June 16, 2019
The Goonies (35mm)June 16, 2019
Family / 1985 / 114 minutes
Outside of possibly E.T., Richard Donner’s The Goonies is arguably the quintessential kids’ adventure film of the 1980s – and it’s no small coincidence Spielberg himself produced it. Goonies certainly bears the enjoyable hallmarks of classic Amblin entertainment; a cast of winning child actors, high-stakes adventure, delightfully goofball but still threatening villains, wonderfully realized sets and boundless imagination. But what makes The Goonies stand apart from typical kiddie faire is Richard Donner’s sturdy action direction and keen sense of mythmaking, Spielberg’s canny grasp of wonder and a tightly-plotted script by Christopher Columbus that never condescends to its resourceful young heroes. And what heroes they are; endearing turns from Sean Astin, Corey Feldman, Martha Plimpton, Jonathan Ke Huy Quan, a remarkably non-grizzled Josh Brolin and the unforgettable Jeff Cohen as “Chunk” ensure that Goonies truly are forever. With Robert Davi, Joe Pantoliano, Mary Ellen Trainor and featuring 80s quirk-diva Cyndi Lauper’s pop hit “Goonies ‘R’ Good Enough”.

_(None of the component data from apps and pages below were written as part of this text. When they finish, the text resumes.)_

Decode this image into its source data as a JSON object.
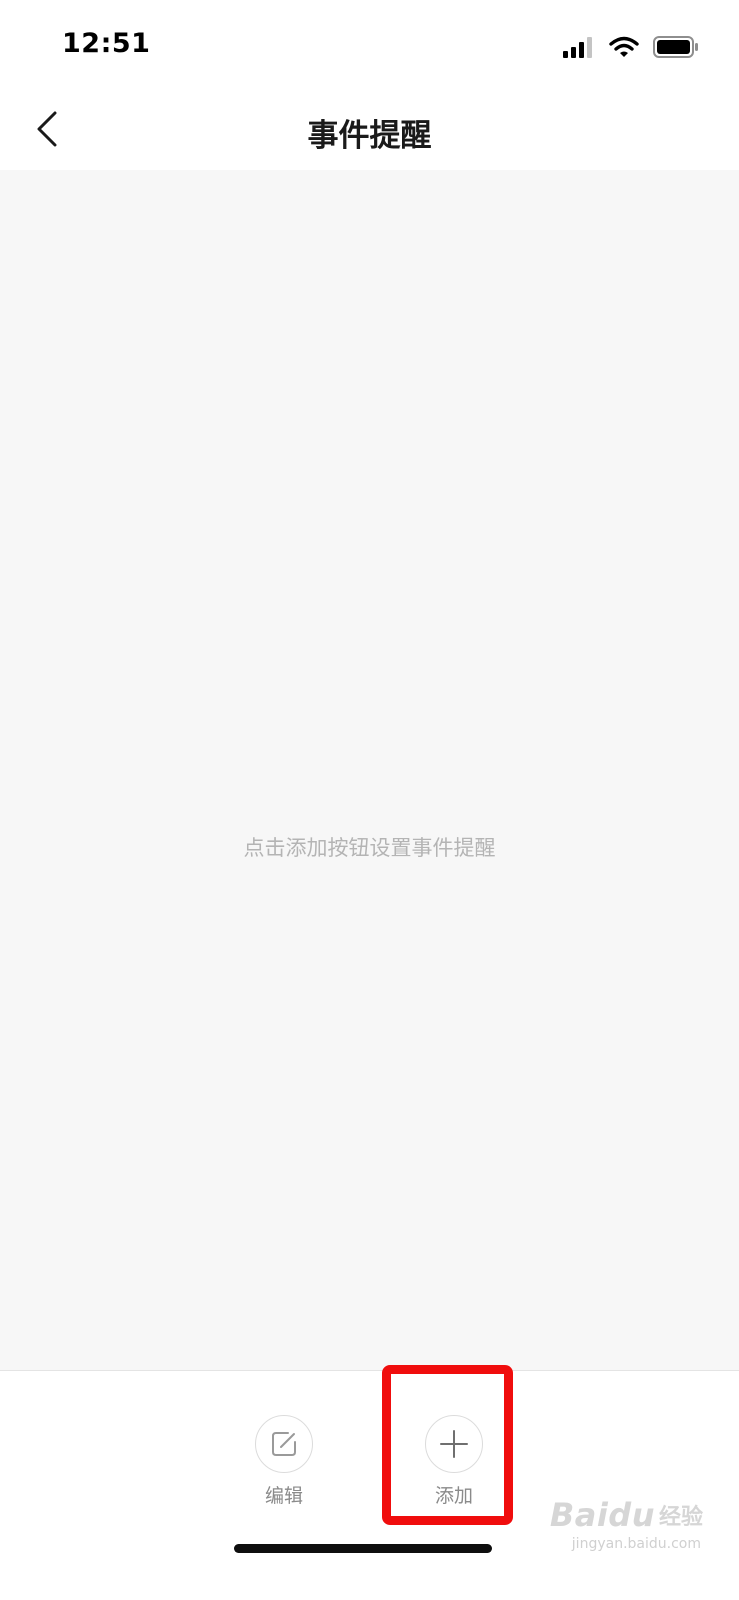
{
  "status_bar": {
    "time": "12:51",
    "icons": [
      "cellular-signal-icon",
      "wifi-icon",
      "battery-icon"
    ]
  },
  "nav": {
    "back_icon": "chevron-left-icon",
    "title": "事件提醒"
  },
  "content": {
    "empty_hint": "点击添加按钮设置事件提醒"
  },
  "toolbar": {
    "edit": {
      "icon": "edit-icon",
      "label": "编辑"
    },
    "add": {
      "icon": "plus-icon",
      "label": "添加"
    }
  },
  "watermark": {
    "brand": "Baidu",
    "brand_cn": "经验",
    "url": "jingyan.baidu.com"
  },
  "colors": {
    "highlight": "#f00d0d",
    "content_bg": "#f7f7f7",
    "hint_text": "#b4b4b4"
  }
}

The White CrowJune 16, 2019
Biography / 2019 / 122 minutes
Handling duties both in front and behind the camera, celebrated British actor Ralph Fiennes once again proves his directorial meddle with his compelling new biopic The White Crow. Exploring the life and work of ballet icon Rudolf Nureyev, Fiennes focuses his lens on the idiosyncratic dancer's early years under the tutelage of his mentor (Fiennes, speaking entirely in Russian), detailing the ways that Nureyev's rule-bending dancing style and difficult personality chaffed against the strict Communist government of Cold War Soviet Union, ultimately leading to his defection. In the lead, Russian actor Oleg Ivenko rises to a difficult task, shouldering the physical demands of the role, humanizing the often off-putting Nureyev by allowing insight into his fascinating artistic mind. A thoughtful director with a keen sense of pace, Fiennes also brings his world class actors’ instincts to bear, delivering a brilliant supporting turn and assuring that performance and storytelling work in tandem like music to a ballet. With Adèle Exarchopoulos and Sergei Polunin.
Call Me By Your NameJune 16, 2019
Drama / 2017 / 130 minutes
The culmination of a thematic trilogy, Luda Guadagnino’s 2017 Call Me By Your Name completes the cinematic exploration of desire begun in previous films I Am Love and A Bigger Splash. Adapted from Andre Aciman’s highly acclaimed novel – by arthouse auteur James Ivory of the Merchant Ivory production team – Call Me By Your Name details the quietly building love affair between a Jewish-American 17 year-old (the impressive Timothee Chalamet), circa 1983 and living in Italy with his archeologist father and Italian intellectual mother, and the handsome, confident 24 year-old Jewish American graduate student (Armie Hammer) who comes to stay with them for six summer weeks. A coming of age story that could easily descend into melodrama in less sophisticated hands, Guadagnino’s film is lyrical, passionate and unfailing sweet, communicating much of the drama through performance and minimal dialogue, allowing the soulful sensuality of the actors and wistful beauty of the rural Italian setting to communicate that which remains unspoken. Featuring songs contributed by Sufjan Stevens and an understated soundtrack highlighting 80s hitmakers Psychedelic Furs. With Michael Stuhlbarg and Amira Casar.
Funeral Parade of RosesJune 19, 2019
Experimental / 1969 / 105 minutes
More than 50 years after its release, Toshio Matsumoto’s Funeral Parade of Roses still stands as daring and impactful vanguard of LGBTQ cinema. A transgressive riff on Oedipus Rex, Matsumoto’s 1969 masterwork utilizes experimental film techniques to tell the story of an unconventional love triangle between a pair of young transvestites (Japanese trans icon “Peter” and Osamu Ogasawara) and a drug dealer (Yoshio Tsuchiya) set in the underground gay club scene of swinging sixties Tokyo. Pushing sex and violence further than his French New Wave contemporaries – from whom the director clearly draws inspiration – ever dared, Matsumoto’s gay Greek tragedy still finds time to celebrate the subversive, and with its dazzling mishmash of filmic techniques showcases the medium at its most bold and revolutionary. A rare gem only recently unearthed, it’s a fascinating look at a little explored subculture executed in a brash, unapologetic style worthy of its subject.